Still, the organization has struggled to get back in the industry’s good graces. Accustomed to being lavished with special attention by celebrities and studios, the HFPA has faced a boycott led by the industry’s leading talent publicists, cutting it off from its lifeblood of star power. When the HFPA announced this year’s nominations in December, the event — emceed by rapper and pitchman Snoop Dogg, who mangled more than a few of the nominees’ names — was greeted with a mix of silence and befuddlement.
Beset by external criticisms and internal frictions, the HFPA used Sunday’s event to put a spotlight on its philanthropy work, showcasing four of its newest grantees: Get Lit, St. Elmo Village, Streetlights and Los Fotos. As the event went on, the Golden Globes Twitter account shared videos showcasing the beneficiaries’ work, and actress Jamie Lee Curtis — a seven-time Globes nominee and two-time winner — appeared in a video to “honor and stand with” the organization’s philanthropic efforts. “I’m proud to be associated with them in this venture,” said Curtis, who has twice hosted HFPA’s grantee banquets.

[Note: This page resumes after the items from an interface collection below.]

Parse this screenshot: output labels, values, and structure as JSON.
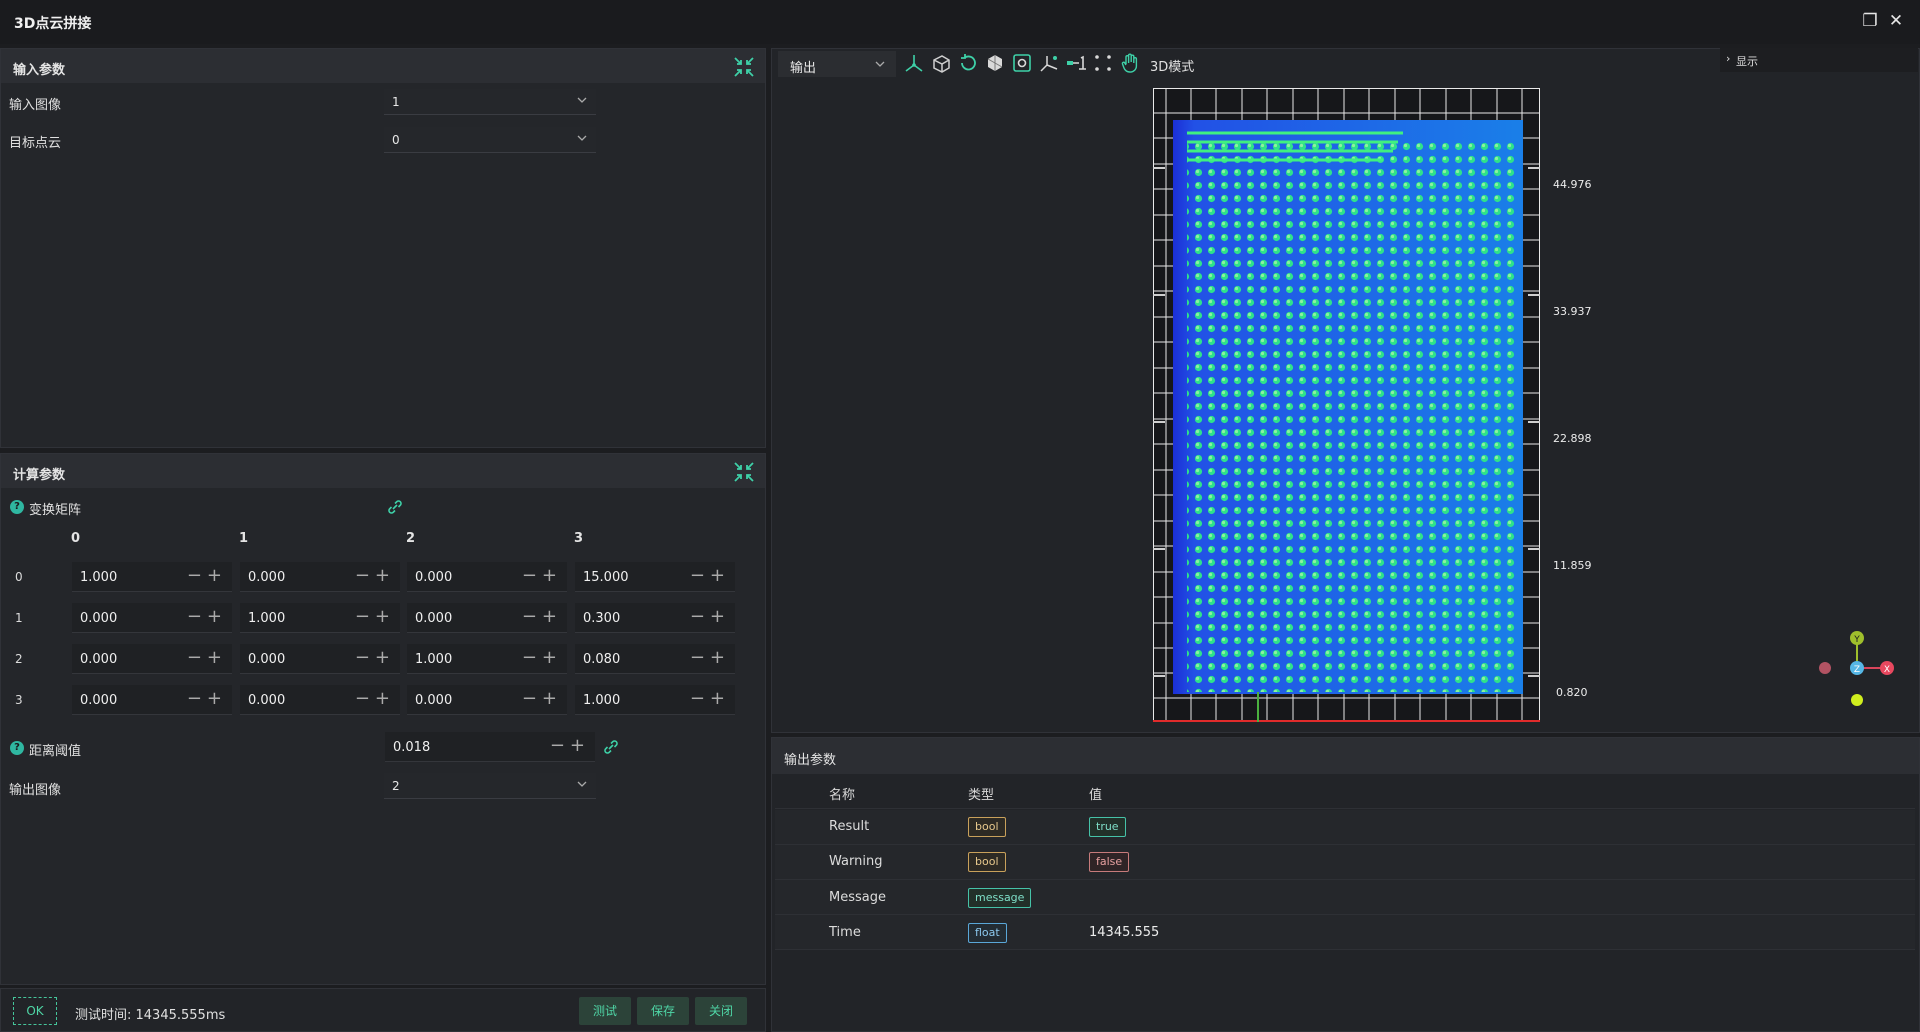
{
  "window": {
    "title": "3D点云拼接"
  },
  "input_params": {
    "header": "输入参数",
    "rows": [
      {
        "label": "输入图像",
        "value": "1"
      },
      {
        "label": "目标点云",
        "value": "0"
      }
    ]
  },
  "calc_params": {
    "header": "计算参数",
    "matrix_label": "变换矩阵",
    "col_headers": [
      "0",
      "1",
      "2",
      "3"
    ],
    "row_headers": [
      "0",
      "1",
      "2",
      "3"
    ],
    "matrix": [
      [
        "1.000",
        "0.000",
        "0.000",
        "15.000"
      ],
      [
        "0.000",
        "1.000",
        "0.000",
        "0.300"
      ],
      [
        "0.000",
        "0.000",
        "1.000",
        "0.080"
      ],
      [
        "0.000",
        "0.000",
        "0.000",
        "1.000"
      ]
    ],
    "distance_label": "距离阈值",
    "distance_value": "0.018",
    "output_image_label": "输出图像",
    "output_image_value": "2",
    "stepper_minus": "−",
    "stepper_plus": "+"
  },
  "footer": {
    "ok": "OK",
    "test_time": "测试时间: 14345.555ms",
    "test_btn": "测试",
    "save_btn": "保存",
    "close_btn": "关闭"
  },
  "viewer": {
    "output_select": "输出",
    "mode_label": "3D模式",
    "display_toggle": "显示",
    "y_ticks": [
      "44.976",
      "33.937",
      "22.898",
      "11.859",
      "0.820"
    ],
    "axes": {
      "y": "Y",
      "z": "Z",
      "x": "X"
    }
  },
  "output_params": {
    "header": "输出参数",
    "columns": [
      "名称",
      "类型",
      "值"
    ],
    "rows": [
      {
        "name": "Result",
        "type": "bool",
        "value": "true"
      },
      {
        "name": "Warning",
        "type": "bool",
        "value": "false"
      },
      {
        "name": "Message",
        "type": "message",
        "value": ""
      },
      {
        "name": "Time",
        "type": "float",
        "value": "14345.555"
      }
    ]
  },
  "colors": {
    "accent": "#4fd6a6",
    "background": "#1c1d20",
    "panel": "#24262a"
  }
}
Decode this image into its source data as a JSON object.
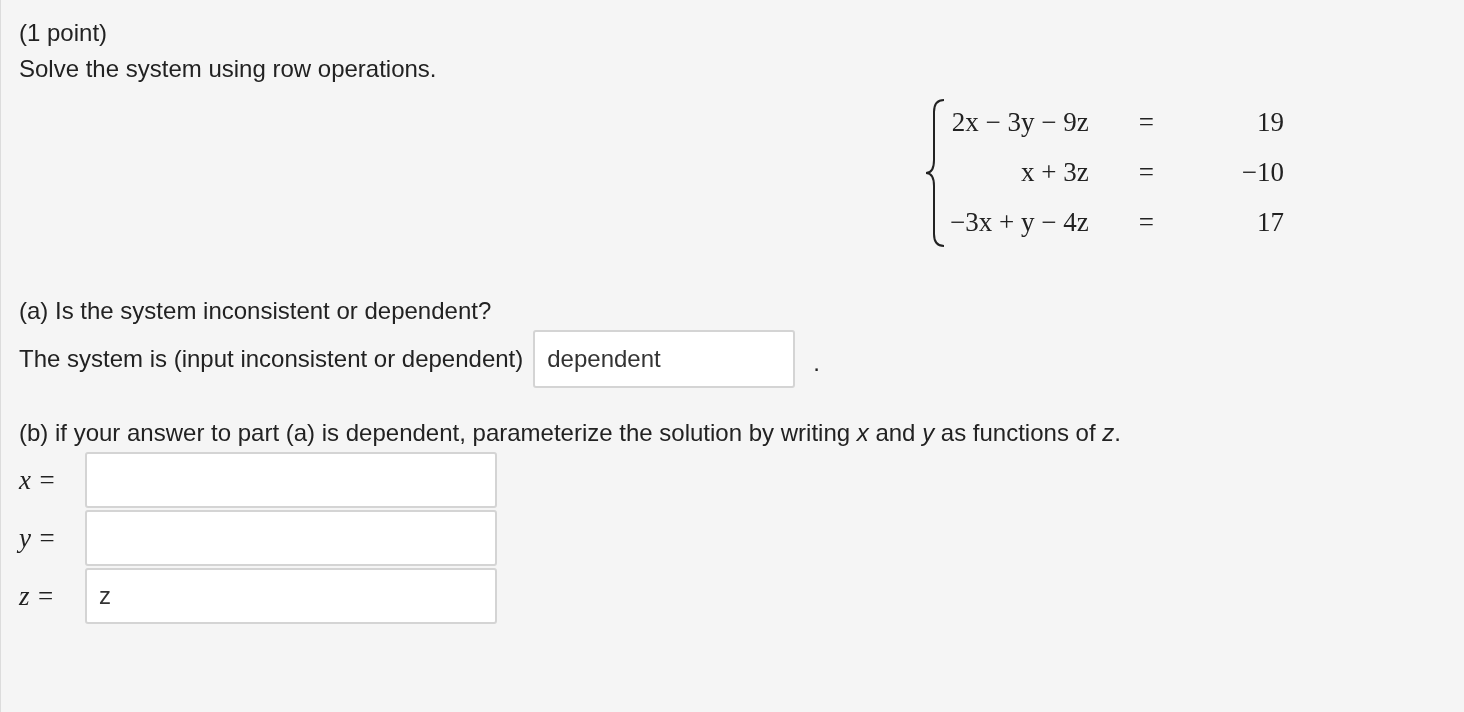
{
  "points": "(1 point)",
  "instruction": "Solve the system using row operations.",
  "system": [
    {
      "lhs": "2x − 3y − 9z",
      "rel": "=",
      "rhs": "19"
    },
    {
      "lhs": "x + 3z",
      "rel": "=",
      "rhs": "−10"
    },
    {
      "lhs": "−3x + y − 4z",
      "rel": "=",
      "rhs": "17"
    }
  ],
  "part_a": {
    "question": "(a) Is the system inconsistent or dependent?",
    "prompt": "The system is (input inconsistent or dependent)",
    "answer": {
      "value": "dependent"
    },
    "suffix": "."
  },
  "part_b": {
    "question": "(b) if your answer to part (a) is dependent, parameterize the solution by writing *x* and *y* as functions of *z*.",
    "answers": [
      {
        "label": "x ="
      },
      {
        "label": "y ="
      },
      {
        "label": "z =",
        "value": "z"
      }
    ]
  }
}
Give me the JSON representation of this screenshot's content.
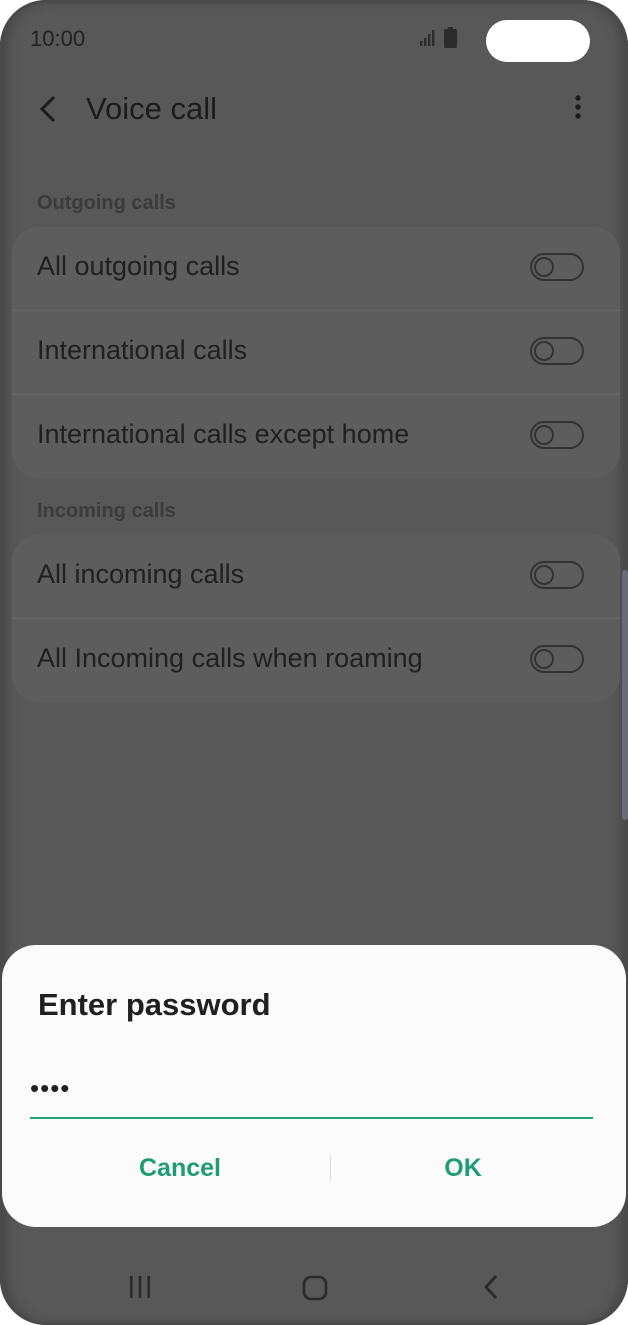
{
  "status_bar": {
    "time": "10:00"
  },
  "app_bar": {
    "title": "Voice call"
  },
  "outgoing": {
    "section_label": "Outgoing calls",
    "items": [
      {
        "label": "All outgoing calls",
        "enabled": false
      },
      {
        "label": "International calls",
        "enabled": false
      },
      {
        "label": "International calls except home",
        "enabled": false
      }
    ]
  },
  "incoming": {
    "section_label": "Incoming calls",
    "items": [
      {
        "label": "All incoming calls",
        "enabled": false
      },
      {
        "label": "All Incoming calls when roaming",
        "enabled": false
      }
    ]
  },
  "dialog": {
    "title": "Enter password",
    "password_value": "••••",
    "cancel_label": "Cancel",
    "ok_label": "OK"
  },
  "colors": {
    "accent": "#1f9c74",
    "underline": "#25a080",
    "dim_background": "#585858",
    "dialog_background": "#fbfbfb"
  },
  "icons": {
    "back": "chevron-left-icon",
    "more": "more-vertical-icon",
    "signal": "signal-icon",
    "battery": "battery-icon",
    "recent": "recent-apps-icon",
    "home": "home-icon",
    "nav_back": "nav-back-icon"
  }
}
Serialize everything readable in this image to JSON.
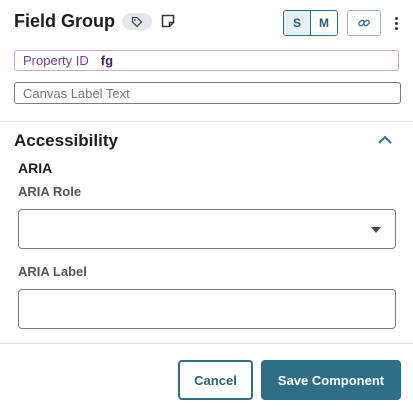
{
  "header": {
    "title": "Field Group",
    "size_options": [
      "S",
      "M"
    ],
    "active_size": "S",
    "icons": [
      "tag-icon",
      "note-icon",
      "link-icon",
      "more-vertical-icon"
    ]
  },
  "property_id": {
    "label": "Property ID",
    "value": "fg"
  },
  "canvas_label": {
    "placeholder": "Canvas Label Text",
    "value": ""
  },
  "accessibility": {
    "title": "Accessibility",
    "group_heading": "ARIA",
    "role_label": "ARIA Role",
    "role_value": "",
    "label_label": "ARIA Label",
    "label_value": ""
  },
  "footer": {
    "cancel_label": "Cancel",
    "save_label": "Save Component"
  },
  "colors": {
    "accent": "#2e6f86",
    "property_border": "#c9a6d8",
    "property_text": "#7a3c9a"
  }
}
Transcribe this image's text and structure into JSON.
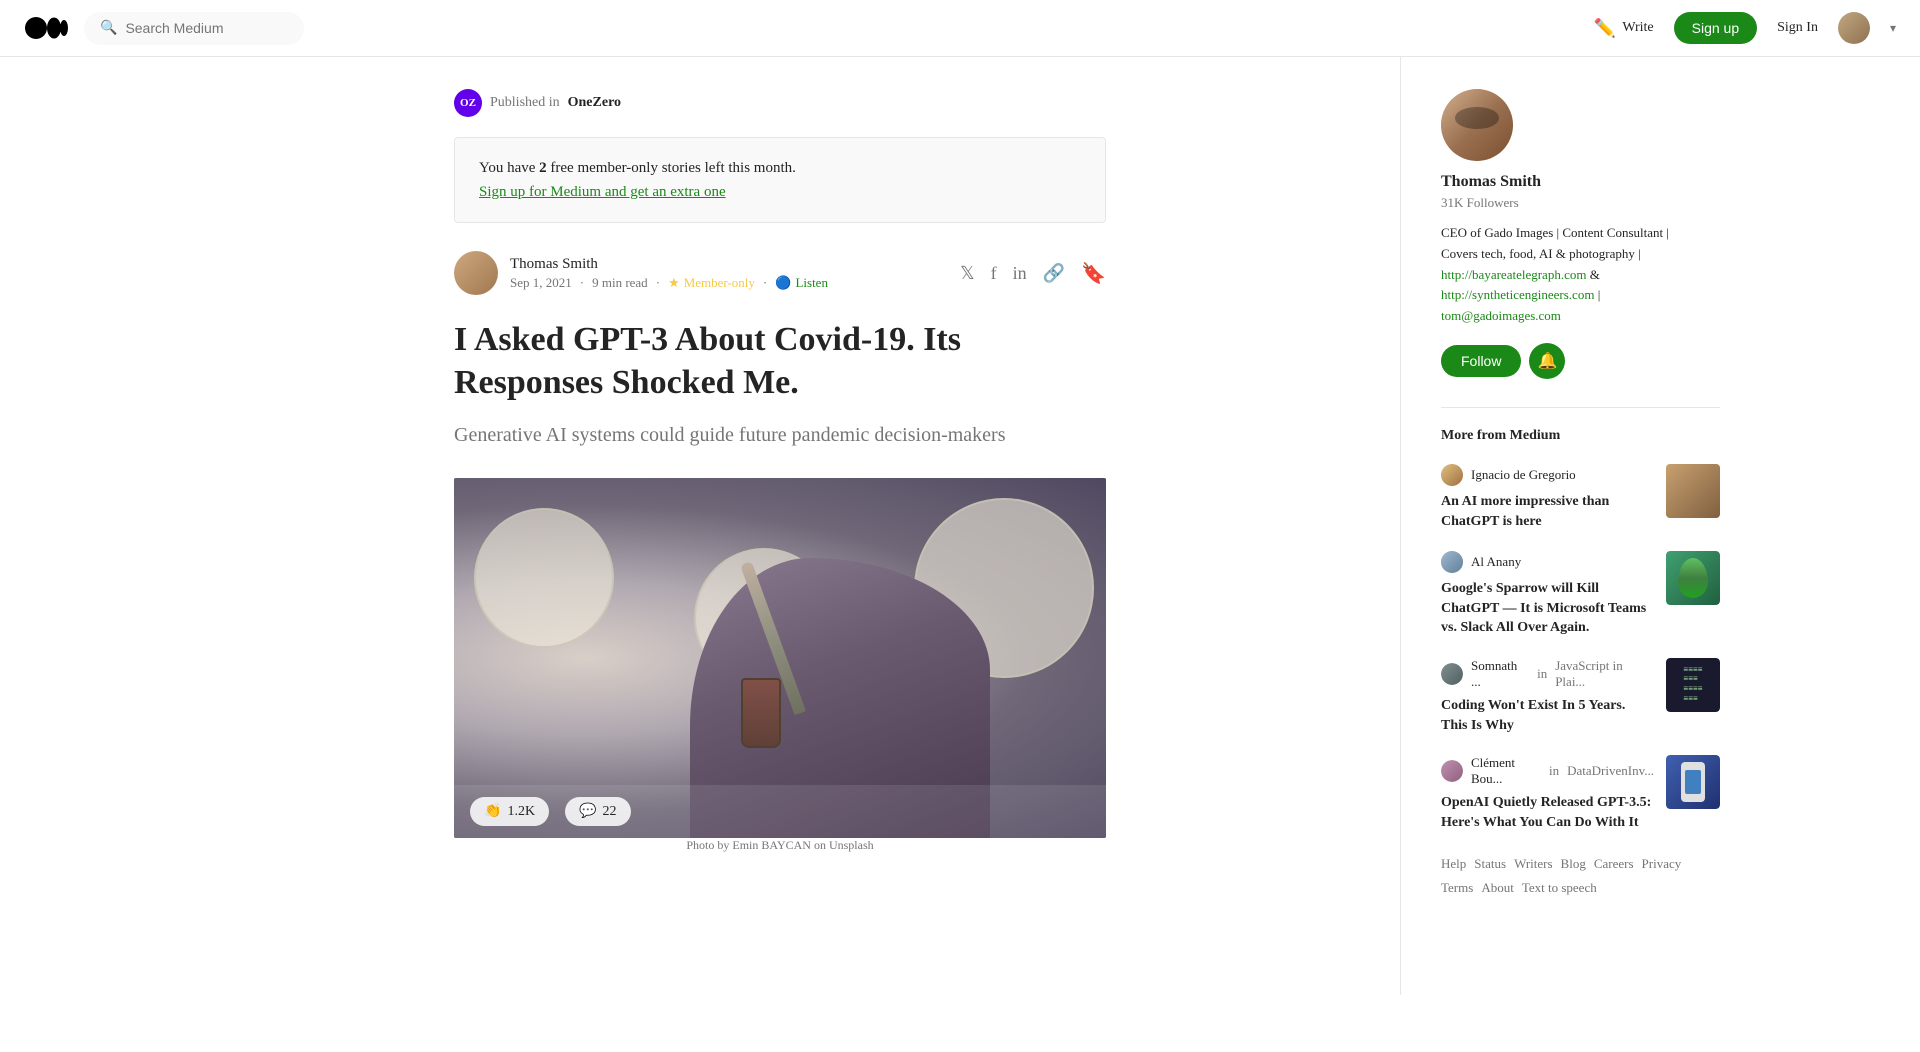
{
  "header": {
    "logo_text": "M",
    "search_placeholder": "Search Medium",
    "write_label": "Write",
    "signup_label": "Sign up",
    "signin_label": "Sign In"
  },
  "published_in": {
    "pub_initials": "OZ",
    "label": "Published in",
    "pub_name": "OneZero"
  },
  "member_banner": {
    "prefix": "You have ",
    "count": "2",
    "suffix": " free member-only stories left this month.",
    "link_text": "Sign up for Medium and get an extra one"
  },
  "article": {
    "author_name": "Thomas Smith",
    "date": "Sep 1, 2021",
    "read_time": "9 min read",
    "member_only": "Member-only",
    "listen_label": "Listen",
    "title": "I Asked GPT-3 About Covid-19. Its Responses Shocked Me.",
    "subtitle": "Generative AI systems could guide future pandemic decision-makers",
    "image_caption": "Photo by Emin BAYCAN on Unsplash",
    "clap_count": "1.2K",
    "comment_count": "22"
  },
  "sidebar": {
    "author": {
      "name": "Thomas Smith",
      "followers": "31K Followers",
      "bio_line1": "CEO of Gado Images | Content Consultant |",
      "bio_line2": "Covers tech, food, AI & photography |",
      "bio_link1": "http://bayareatelegraph.com",
      "bio_and": "&",
      "bio_link2": "http://syntheticengineers.com",
      "bio_separator": "|",
      "bio_link3": "tom@gadoimages.com",
      "follow_label": "Follow"
    },
    "more_from": {
      "title": "More from Medium",
      "items": [
        {
          "author": "Ignacio de Gregorio",
          "pub": "",
          "title": "An AI more impressive than ChatGPT is here"
        },
        {
          "author": "Al Anany",
          "pub": "",
          "title": "Google's Sparrow will Kill ChatGPT — It is Microsoft Teams vs. Slack All Over Again."
        },
        {
          "author": "Somnath ...",
          "pub_prefix": "in",
          "pub": "JavaScript in Plai...",
          "title": "Coding Won't Exist In 5 Years. This Is Why"
        },
        {
          "author": "Clément Bou...",
          "pub_prefix": "in",
          "pub": "DataDrivenInv...",
          "title": "OpenAI Quietly Released GPT-3.5: Here's What You Can Do With It"
        }
      ]
    },
    "footer_links": [
      "Help",
      "Status",
      "Writers",
      "Blog",
      "Careers",
      "Privacy",
      "Terms",
      "About",
      "Text to speech"
    ]
  }
}
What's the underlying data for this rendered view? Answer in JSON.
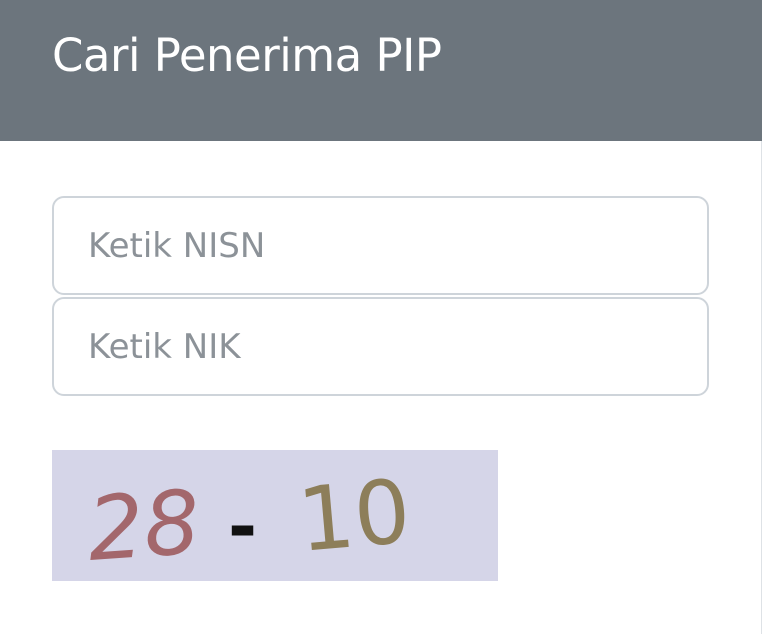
{
  "header": {
    "title": "Cari Penerima PIP"
  },
  "form": {
    "nisn_placeholder": "Ketik NISN",
    "nisn_value": "",
    "nik_placeholder": "Ketik NIK",
    "nik_value": ""
  },
  "captcha": {
    "part1": "28",
    "part2": "-",
    "part3": "10",
    "background_color": "#d5d5e8",
    "color1": "#a3676c",
    "color2": "#111111",
    "color3": "#8d7e5a"
  }
}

Near the show’s conclusion, Arnold Schwarzenegger also appeared in a short video, touting the generosity and openness of the HFPA, noting that in 1977 the group awarded him, an Austrian bodybuilder with a last name some in Hollywood advised him to change, the best newcomer Globe in 1977 for the film “Stay Hungry.” “These are the international journalists with the world view,” he said of the group.
In recent years, the non-profit organization has stepped up its charitable giving, donating millions of dollars annually to organizations supporting the arts, journalism and humanitarian causes. At the same time, The Times investigation revealed, the organization has funneled an increasing amount each year — reaching around $2 million in 2020 — to its own rank and file for serving on numerous committees and performing various tasks.
”No other awards community shows as much love and generosity to others quite like the HFPA,” the Globes posted on its official live blog mid-way through the event.
But for all of its efforts to burnish its reputation, the HFPA’s only real currency in Hollywood rests in the perceived value of its awards — and there, its stock has plummeted. While trophies will be sent to this year’s winners, it remains to be seen whether any stars will acknowledge them — or whether any of the studios that pump millions annually into wooing Globes voters will tout the wins in their marketing campaigns in the lead-up to the Oscars in March.
Indeed, given the HFPA’s current troubles and precarious position, many in Hollywood feel that the group would have been better off simply sitting this year out rather than attempting to plow ahead awkwardly with a celebrity-free ceremony.
“I think they definitely shot themselves in the foot,” said one source who has dealt with the organization for years but declined to be named out of fear of retaliation. “They needed to do a James Franco: When you [screw] up, go away and let people miss you, or hope they do. Instead, they’ve been in the news constantly for things they shouldn’t be.”
Times staff writers Christi Carras and Stacy Perman contributed to this report.